## [Activity]
Output every record again so that it matches the original word for word.

## [Entries shown]
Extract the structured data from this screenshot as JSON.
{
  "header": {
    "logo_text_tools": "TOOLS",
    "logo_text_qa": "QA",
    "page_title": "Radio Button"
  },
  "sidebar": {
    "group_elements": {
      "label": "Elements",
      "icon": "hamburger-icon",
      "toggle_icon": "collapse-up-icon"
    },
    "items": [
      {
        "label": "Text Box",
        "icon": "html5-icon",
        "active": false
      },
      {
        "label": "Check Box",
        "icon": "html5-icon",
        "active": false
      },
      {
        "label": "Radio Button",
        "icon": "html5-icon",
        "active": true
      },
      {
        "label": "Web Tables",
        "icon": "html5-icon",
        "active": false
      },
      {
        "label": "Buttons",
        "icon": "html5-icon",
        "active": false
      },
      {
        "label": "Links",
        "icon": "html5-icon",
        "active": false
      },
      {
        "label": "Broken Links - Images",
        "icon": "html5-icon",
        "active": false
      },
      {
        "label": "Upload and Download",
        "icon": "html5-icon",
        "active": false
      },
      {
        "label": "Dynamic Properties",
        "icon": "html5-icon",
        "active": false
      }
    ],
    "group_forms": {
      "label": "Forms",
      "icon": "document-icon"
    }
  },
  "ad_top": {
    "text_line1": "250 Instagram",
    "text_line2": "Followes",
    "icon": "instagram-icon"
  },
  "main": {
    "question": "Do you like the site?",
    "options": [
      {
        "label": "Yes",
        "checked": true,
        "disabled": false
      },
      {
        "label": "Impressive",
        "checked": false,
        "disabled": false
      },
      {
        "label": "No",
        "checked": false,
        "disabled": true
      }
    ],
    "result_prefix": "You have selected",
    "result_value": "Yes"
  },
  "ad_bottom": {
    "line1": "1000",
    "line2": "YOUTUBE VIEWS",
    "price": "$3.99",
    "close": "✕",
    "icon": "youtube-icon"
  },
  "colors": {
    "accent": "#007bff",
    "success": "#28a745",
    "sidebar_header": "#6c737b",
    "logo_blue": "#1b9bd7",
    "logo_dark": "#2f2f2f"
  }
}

## [Written solution]
Extract the structured data from this screenshot as JSON.
{
  "header": {
    "logo_text_tools": "TOOLS",
    "logo_text_qa": "QA",
    "page_title": "Radio Button"
  },
  "sidebar": {
    "group_elements": {
      "label": "Elements",
      "icon": "hamburger-icon",
      "toggle_icon": "collapse-up-icon"
    },
    "items": [
      {
        "label": "Text Box",
        "icon": "html5-icon",
        "active": false
      },
      {
        "label": "Check Box",
        "icon": "html5-icon",
        "active": false
      },
      {
        "label": "Radio Button",
        "icon": "html5-icon",
        "active": true
      },
      {
        "label": "Web Tables",
        "icon": "html5-icon",
        "active": false
      },
      {
        "label": "Buttons",
        "icon": "html5-icon",
        "active": false
      },
      {
        "label": "Links",
        "icon": "html5-icon",
        "active": false
      },
      {
        "label": "Broken Links - Images",
        "icon": "html5-icon",
        "active": false
      },
      {
        "label": "Upload and Download",
        "icon": "html5-icon",
        "active": false
      },
      {
        "label": "Dynamic Properties",
        "icon": "html5-icon",
        "active": false
      }
    ],
    "group_forms": {
      "label": "Forms",
      "icon": "document-icon"
    }
  },
  "ad_top": {
    "text_line1": "250 Instagram",
    "text_line2": "Followes",
    "icon": "instagram-icon"
  },
  "main": {
    "question": "Do you like the site?",
    "options": [
      {
        "label": "Yes",
        "checked": true,
        "disabled": false
      },
      {
        "label": "Impressive",
        "checked": false,
        "disabled": false
      },
      {
        "label": "No",
        "checked": false,
        "disabled": true
      }
    ],
    "result_prefix": "You have selected",
    "result_value": "Yes"
  },
  "ad_bottom": {
    "line1": "1000",
    "line2": "YOUTUBE VIEWS",
    "price": "$3.99",
    "close": "✕",
    "icon": "youtube-icon"
  },
  "colors": {
    "accent": "#007bff",
    "success": "#28a745",
    "sidebar_header": "#6c737b",
    "logo_blue": "#1b9bd7",
    "logo_dark": "#2f2f2f"
  }
}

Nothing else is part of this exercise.